Does the New York Times correct errors in its stories
that falsify history?
Not necessarily. Consider the following: On January
2, 2002, The New York Times began the New Year with
an article on its Op Ed page byTom Mangold asserting
that in 1964, James Jesus Angleton, then chief of the
counter- intelligence staff at the CIA had violated
the constitutional rights of Yuri Nosenko, a Soviet
defector from the KGB, by having him "arrested
and thrown into solitary confinement." The statement
is demonstrably untrue.
Nosenko had come to the United States in the custody of
the CIA's Soviet Russia Division, then headed by David

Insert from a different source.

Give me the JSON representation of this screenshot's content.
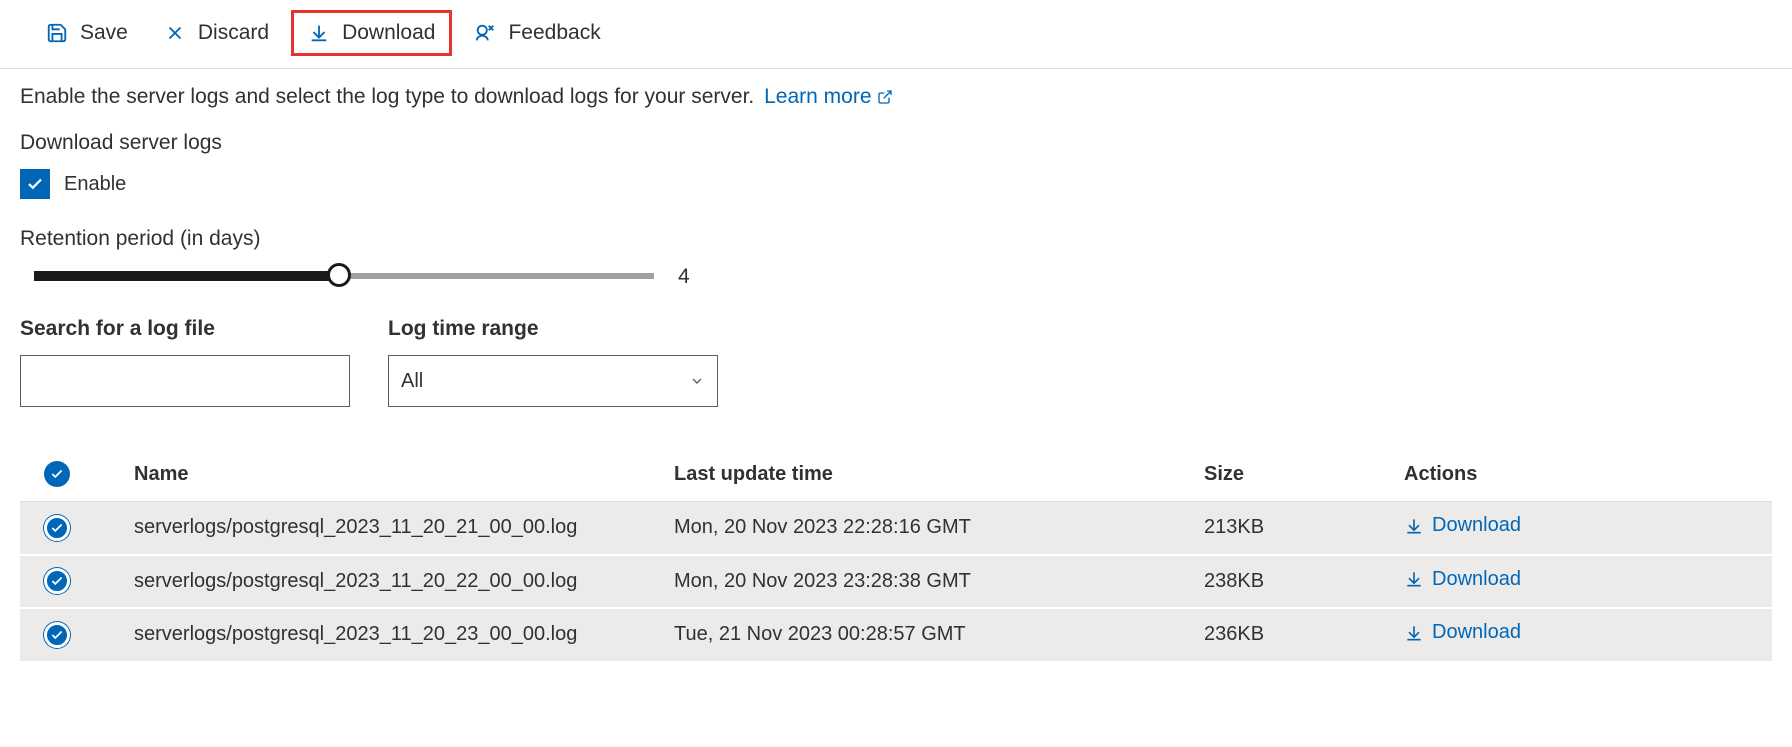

Murphy. The CIA did not have the power to arrest anyone
in the U.S., so Murphy, together with two other CIA officials,
Richard Helms and Lawrence Huston went to the Justice
Department and asked Deputy Attorney-General Nicholas
Katzenbach for legal approval from Attorney-General Robert
F. Kennedy to imprison Nosenko. Kennedy then authorized
the detention of Nosenko. All this is a matter of public
record, and can be found in the testimony of Helms, Murphy
and Katzenbach before Congressional committees.
Angleton was in the hospital at the time of Nosenko's
arrest and did not participate in the Soviet Russia Division's
action. (Even if the record of participants were not already
clear, Angleton would have had no authority over the case,
which was in the hands of the Soviet Russia Division not
his Counter-intelligence staff.)
Mangold knew that the claim in the NewYork Times that
Angleton had Nosenko arrested was,even by Mangold's own
prior account, untrue. In his book "Cold Warrior,"
he writes (page 189) that after Nosenko arrived in the
US, "Richard Helms and David Murphy began preparations
to imprison the Soviet defector and start hostile interrogations."
What he did in the New York Times was change "Richard
Helms and David Murphy" to "Angleton."
By switching identities whether to make or dramatize
some point, or for any other reason he falsified
the historic event itself.
Even though the New York Times was informed of this fictoid
planted in its pages, it elected to publish no correction
( that same week it corrected a half-dozen mis-spellings
of names). For more about the New York Times correction
policy, I recommend Renata Adler's introduction to her
new book Canaries in the Mineshaft (St. Martin's Press,